                RWF ... it would be impertinent for me to disagree with ANYTHING you say ... specifically the Masonic implications and the racial and political aspects inherent in your book ... except for the... more
                • Thanks, but...Randolph W. Farmer, Thu Dec 13 11:47
                  Speaking guilt by association, was J. M. Bockius found guilty of driving stolen cattle for Hardin? Uh, no, he wasn’t. Sometimes the justice system works the way it’s supposed to work. Bockius was... more
                  • Disassociationgobby git, Thu Dec 13 12:43
                    "His detention meant J. B. Brosius got off scot free" I have the book ... this isn't what is said in there ... or anywhere else ... one person, a thirteen year old, one name, J.B. Brosius ... luckily ... more
    • Please tell me you have more than . . .Steve Gatto, Tue Dec 11 11:09
      the information in your post to prove your assertions that this Curly Bill in the 1895 article was Curly Bill Brocius and that he was also William A. Brosius of Paris, Texas. Unless you have more... more
      • Bottom lineRandolph W. Farmer, Tue Dec 11 11:31
        Is that you can’t prove Bill Brosius wasn’t Curly Bill. I’ve listed numerous reasons in the past here, as well as in my book, why the only Bill Brosius or Brocius or Broscius, however you want to... more
        • Re: Bottom lineSteve Gatto, Tue Dec 11 13:58
          The sad irony is that I'll end up either having to prove that William A. Brosius was Curly Bill Brocius or prove that he could not have been Curly Bill Brocius since you're not capable of doing it. I ... more
          • Poor SteveRandolph W. Farmer, Tue Dec 11 15:58
            Steve Gatto: "The sad irony is that I'll end up either having to prove that William A. Brosius was Curly Bill Brocius or prove that he could not have been Curly Bill Brocius...." Why so sad? What... more
            • Well, I all I need to say . . . Steve Gatto, Tue Dec 11 21:06
              about the research that I have done relating to William A. Brosius of Paris, Texas, is that 15 years since the publication of my book on "Curly Bill" in 2003, and after your so-called extensive... more
              • @SteveRandolph W. Farmer, Tue Dec 11 21:09
                And you have a vested interest in an inflexible and unrealistic opinion.
                • Right . . .Steve Gatto, Tue Dec 11 21:45

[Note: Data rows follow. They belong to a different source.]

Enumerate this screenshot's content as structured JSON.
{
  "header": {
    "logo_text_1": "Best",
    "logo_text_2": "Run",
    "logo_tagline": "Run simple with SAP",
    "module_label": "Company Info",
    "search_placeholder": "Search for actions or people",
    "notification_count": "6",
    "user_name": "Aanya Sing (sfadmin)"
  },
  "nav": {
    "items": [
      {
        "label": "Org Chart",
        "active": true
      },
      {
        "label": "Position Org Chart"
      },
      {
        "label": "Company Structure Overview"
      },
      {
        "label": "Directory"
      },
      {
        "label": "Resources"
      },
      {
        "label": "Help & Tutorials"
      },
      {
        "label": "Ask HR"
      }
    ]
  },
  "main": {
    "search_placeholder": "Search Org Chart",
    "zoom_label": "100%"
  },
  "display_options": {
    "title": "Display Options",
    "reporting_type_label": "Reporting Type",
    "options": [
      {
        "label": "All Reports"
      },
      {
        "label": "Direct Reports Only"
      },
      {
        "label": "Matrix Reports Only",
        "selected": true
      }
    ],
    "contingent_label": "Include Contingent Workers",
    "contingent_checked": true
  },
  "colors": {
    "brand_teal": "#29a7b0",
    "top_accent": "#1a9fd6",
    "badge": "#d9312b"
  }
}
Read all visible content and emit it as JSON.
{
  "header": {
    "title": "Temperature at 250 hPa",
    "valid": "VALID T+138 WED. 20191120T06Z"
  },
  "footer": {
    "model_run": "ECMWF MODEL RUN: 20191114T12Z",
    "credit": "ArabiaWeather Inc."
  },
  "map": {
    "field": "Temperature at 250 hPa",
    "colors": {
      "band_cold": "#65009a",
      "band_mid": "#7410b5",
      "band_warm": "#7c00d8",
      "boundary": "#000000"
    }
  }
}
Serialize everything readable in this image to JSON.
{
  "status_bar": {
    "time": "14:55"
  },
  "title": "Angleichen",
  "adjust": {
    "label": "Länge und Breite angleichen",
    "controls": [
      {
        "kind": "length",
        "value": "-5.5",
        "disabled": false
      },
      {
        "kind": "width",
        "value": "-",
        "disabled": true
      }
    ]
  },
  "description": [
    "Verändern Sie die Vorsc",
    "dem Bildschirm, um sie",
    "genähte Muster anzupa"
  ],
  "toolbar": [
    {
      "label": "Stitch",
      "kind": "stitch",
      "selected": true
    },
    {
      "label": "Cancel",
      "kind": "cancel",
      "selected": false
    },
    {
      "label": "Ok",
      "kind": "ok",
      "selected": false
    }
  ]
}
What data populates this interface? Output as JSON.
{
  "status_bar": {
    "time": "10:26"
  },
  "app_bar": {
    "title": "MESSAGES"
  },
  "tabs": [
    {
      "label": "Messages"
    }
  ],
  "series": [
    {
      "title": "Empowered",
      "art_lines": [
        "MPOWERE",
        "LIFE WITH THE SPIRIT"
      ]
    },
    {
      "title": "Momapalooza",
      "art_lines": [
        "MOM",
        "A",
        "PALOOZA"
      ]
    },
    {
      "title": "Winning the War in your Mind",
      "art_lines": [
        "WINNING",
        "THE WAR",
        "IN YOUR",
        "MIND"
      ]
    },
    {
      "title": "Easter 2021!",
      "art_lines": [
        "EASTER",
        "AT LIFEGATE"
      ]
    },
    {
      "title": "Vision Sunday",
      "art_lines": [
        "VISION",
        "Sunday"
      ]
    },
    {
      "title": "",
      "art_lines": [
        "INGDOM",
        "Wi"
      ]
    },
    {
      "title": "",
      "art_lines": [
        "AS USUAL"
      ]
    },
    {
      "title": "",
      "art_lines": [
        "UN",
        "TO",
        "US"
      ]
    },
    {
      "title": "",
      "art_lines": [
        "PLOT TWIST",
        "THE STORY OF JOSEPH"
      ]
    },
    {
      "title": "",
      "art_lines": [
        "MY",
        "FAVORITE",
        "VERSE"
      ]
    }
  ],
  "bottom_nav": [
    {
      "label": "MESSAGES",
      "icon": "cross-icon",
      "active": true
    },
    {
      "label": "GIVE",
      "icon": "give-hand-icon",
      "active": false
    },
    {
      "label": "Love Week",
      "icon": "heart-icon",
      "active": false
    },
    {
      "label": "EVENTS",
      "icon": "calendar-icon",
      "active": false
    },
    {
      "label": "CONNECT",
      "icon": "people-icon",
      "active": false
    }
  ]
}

                  All I'm asking for is some evidence that William A. Brosius is Curly Bill. Hell, he may actually be Curly Bill - the problem is you have not provided any evidence that he was the same man.
                  • Get realRandolph W. Farmer, Tue Dec 11 22:00
                    What you’re saying is you want a signed confession, witnessed and notarized and date and time stamped from William A. Brosius saying he was Curly Bill. You seek to impose perhaps, the standard of... more
    • The fact of Curly Billy escaping death by Wyatt Earp is never the issue with me. I love it. There is no one in the Old West history field who has bad-mouthed, castigated, slandered, and disrespected... more
      • Kenny I think some of these Deputies could have used aliases depending on where they were required to go, and some had shady pasts too. I cannot understand why Sheriff Brosius would, though. The... more
        • Thanks PeterK.t.K., Wed Dec 12 08:08
          I found all kinds of stuff on Chronicling America about William C. Smith as Deputy [U.S.] Marshal. But I will not put up all the links. When reading up on the entire account, there was no need for... more
        • @Peter LoveRandolph W. Farmer, Tue Dec 11 19:54
          I did find an indictment in Indian Territory for “Curly” and “Cherokee Bill” but will concede it could have been a different person than Crawford Goolsby. It was more important to demonstrate that... more
    • Curly Bill's HorseRichard Lapidus, Tue Dec 11 07:32
      If this is the Curly we know from the Tombstone saga, how many horses of his were shot?
  • Click here to receive daily updates